--- Required action ---
Write only the number of lines in the entries below that contain the word "flag".

--- Source records ---
== Segment start ==
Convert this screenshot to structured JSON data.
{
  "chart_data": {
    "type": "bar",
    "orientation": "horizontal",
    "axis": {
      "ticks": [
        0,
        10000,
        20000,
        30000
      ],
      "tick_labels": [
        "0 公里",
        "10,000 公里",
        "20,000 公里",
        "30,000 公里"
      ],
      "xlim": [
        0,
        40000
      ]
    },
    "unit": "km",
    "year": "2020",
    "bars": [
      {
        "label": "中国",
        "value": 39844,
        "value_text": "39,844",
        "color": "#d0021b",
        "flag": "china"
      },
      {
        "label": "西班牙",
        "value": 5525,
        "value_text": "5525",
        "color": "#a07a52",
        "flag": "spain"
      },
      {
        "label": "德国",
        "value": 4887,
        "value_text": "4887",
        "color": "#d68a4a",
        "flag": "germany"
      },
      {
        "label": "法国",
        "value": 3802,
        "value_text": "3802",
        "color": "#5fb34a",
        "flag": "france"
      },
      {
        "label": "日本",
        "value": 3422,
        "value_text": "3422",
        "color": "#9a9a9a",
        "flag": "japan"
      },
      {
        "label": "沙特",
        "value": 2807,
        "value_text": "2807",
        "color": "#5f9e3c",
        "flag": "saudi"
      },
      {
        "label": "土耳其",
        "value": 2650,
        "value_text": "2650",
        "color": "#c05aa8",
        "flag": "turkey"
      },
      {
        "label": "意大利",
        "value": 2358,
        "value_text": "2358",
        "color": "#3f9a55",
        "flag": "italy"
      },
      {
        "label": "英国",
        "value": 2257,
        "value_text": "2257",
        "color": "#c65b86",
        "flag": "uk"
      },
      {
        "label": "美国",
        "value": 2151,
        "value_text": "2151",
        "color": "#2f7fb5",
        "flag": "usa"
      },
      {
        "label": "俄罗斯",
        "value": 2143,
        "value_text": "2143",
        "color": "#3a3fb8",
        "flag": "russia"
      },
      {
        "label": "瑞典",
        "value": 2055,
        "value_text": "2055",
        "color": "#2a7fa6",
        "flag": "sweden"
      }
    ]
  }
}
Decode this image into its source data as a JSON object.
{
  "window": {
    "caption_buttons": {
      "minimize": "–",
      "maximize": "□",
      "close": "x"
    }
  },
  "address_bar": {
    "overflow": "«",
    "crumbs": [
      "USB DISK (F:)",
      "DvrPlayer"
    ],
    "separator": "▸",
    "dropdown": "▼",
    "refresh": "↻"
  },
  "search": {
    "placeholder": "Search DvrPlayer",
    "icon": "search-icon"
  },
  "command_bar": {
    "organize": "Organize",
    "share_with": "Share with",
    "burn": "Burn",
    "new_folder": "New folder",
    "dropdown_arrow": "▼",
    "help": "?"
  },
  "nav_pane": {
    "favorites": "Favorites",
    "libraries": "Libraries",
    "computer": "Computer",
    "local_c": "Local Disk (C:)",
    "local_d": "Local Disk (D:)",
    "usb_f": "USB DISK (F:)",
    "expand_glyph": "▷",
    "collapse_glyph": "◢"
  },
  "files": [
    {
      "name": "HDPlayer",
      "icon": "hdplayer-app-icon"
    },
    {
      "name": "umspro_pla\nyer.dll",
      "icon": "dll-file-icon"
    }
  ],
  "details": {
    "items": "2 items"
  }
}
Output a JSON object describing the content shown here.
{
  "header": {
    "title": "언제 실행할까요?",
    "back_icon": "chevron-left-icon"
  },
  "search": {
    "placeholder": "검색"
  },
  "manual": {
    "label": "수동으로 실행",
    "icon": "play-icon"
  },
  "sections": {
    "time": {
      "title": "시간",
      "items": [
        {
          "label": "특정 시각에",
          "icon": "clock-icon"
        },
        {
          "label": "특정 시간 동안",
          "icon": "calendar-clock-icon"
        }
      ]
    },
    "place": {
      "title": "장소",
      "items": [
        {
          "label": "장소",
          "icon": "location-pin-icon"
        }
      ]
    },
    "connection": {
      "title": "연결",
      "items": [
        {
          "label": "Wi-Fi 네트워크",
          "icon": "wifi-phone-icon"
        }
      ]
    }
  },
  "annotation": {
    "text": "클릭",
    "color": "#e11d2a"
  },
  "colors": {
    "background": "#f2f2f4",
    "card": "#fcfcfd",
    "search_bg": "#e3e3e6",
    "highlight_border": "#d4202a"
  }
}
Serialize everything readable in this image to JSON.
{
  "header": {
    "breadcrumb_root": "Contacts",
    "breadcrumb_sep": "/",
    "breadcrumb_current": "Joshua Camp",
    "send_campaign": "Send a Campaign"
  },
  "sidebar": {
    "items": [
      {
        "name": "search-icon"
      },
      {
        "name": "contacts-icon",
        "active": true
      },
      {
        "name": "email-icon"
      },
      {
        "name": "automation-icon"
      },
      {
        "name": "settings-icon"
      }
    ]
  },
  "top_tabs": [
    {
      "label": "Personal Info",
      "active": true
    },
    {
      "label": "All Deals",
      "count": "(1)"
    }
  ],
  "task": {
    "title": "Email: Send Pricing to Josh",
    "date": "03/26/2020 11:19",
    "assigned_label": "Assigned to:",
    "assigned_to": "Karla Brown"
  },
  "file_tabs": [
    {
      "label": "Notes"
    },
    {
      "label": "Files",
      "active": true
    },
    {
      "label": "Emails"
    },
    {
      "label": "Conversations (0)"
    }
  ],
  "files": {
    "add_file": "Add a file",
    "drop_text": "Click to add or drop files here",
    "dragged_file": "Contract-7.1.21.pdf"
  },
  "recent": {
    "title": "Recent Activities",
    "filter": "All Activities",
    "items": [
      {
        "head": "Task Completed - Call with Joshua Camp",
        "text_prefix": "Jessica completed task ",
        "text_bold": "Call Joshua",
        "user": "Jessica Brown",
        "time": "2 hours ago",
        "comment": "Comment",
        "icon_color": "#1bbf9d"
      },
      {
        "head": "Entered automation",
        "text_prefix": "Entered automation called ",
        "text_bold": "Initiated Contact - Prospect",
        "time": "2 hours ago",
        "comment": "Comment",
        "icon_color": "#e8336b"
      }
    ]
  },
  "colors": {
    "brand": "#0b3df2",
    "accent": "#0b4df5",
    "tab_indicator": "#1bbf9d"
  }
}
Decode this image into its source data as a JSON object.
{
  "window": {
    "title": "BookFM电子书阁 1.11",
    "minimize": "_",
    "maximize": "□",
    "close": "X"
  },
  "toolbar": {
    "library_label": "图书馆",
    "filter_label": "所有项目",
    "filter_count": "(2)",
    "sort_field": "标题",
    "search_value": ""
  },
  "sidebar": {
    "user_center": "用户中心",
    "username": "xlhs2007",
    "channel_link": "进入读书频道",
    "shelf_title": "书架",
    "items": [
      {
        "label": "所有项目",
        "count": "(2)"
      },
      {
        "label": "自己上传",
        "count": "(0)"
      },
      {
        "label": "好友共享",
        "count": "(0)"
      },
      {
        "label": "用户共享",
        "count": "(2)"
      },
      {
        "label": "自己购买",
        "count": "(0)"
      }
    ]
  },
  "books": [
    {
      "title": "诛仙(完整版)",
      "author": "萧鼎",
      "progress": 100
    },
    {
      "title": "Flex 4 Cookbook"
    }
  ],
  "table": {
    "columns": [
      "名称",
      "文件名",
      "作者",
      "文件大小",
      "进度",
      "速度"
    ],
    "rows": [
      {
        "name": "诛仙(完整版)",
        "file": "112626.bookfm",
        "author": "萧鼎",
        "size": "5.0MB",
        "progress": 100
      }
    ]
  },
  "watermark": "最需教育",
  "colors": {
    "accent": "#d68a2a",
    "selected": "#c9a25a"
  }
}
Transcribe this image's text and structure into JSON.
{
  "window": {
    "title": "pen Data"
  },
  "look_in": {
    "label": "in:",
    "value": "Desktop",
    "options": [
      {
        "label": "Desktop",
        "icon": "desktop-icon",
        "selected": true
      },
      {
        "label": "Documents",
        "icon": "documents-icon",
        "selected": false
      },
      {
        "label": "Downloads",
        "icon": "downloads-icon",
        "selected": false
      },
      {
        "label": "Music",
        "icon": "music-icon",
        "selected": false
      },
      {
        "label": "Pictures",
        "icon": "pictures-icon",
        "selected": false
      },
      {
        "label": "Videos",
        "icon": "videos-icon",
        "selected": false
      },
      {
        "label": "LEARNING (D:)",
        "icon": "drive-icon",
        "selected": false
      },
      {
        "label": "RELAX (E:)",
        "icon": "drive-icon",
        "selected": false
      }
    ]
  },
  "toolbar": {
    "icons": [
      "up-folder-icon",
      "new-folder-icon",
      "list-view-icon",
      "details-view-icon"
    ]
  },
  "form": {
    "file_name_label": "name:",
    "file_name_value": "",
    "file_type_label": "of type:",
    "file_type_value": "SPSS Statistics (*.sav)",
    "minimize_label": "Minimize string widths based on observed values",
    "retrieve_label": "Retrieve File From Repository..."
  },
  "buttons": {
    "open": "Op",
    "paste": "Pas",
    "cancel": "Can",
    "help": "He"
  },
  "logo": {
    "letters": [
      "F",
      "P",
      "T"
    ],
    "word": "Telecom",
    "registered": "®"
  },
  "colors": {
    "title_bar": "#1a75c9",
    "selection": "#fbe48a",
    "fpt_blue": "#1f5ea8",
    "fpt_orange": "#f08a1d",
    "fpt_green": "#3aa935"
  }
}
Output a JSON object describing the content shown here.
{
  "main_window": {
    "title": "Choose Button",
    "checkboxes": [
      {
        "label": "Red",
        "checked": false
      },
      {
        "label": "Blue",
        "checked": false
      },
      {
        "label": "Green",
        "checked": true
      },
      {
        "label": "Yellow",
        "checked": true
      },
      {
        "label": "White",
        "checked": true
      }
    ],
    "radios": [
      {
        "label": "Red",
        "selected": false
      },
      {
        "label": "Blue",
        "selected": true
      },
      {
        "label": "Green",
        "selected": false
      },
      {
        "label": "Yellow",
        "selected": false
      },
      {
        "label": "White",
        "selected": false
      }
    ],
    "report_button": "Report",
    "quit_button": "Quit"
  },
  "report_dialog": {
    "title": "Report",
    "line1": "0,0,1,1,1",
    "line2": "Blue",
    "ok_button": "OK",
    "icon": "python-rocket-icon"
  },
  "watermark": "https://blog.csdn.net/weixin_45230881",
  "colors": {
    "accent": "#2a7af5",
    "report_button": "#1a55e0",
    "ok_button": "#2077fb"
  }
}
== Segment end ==
--- Expected answer ---
12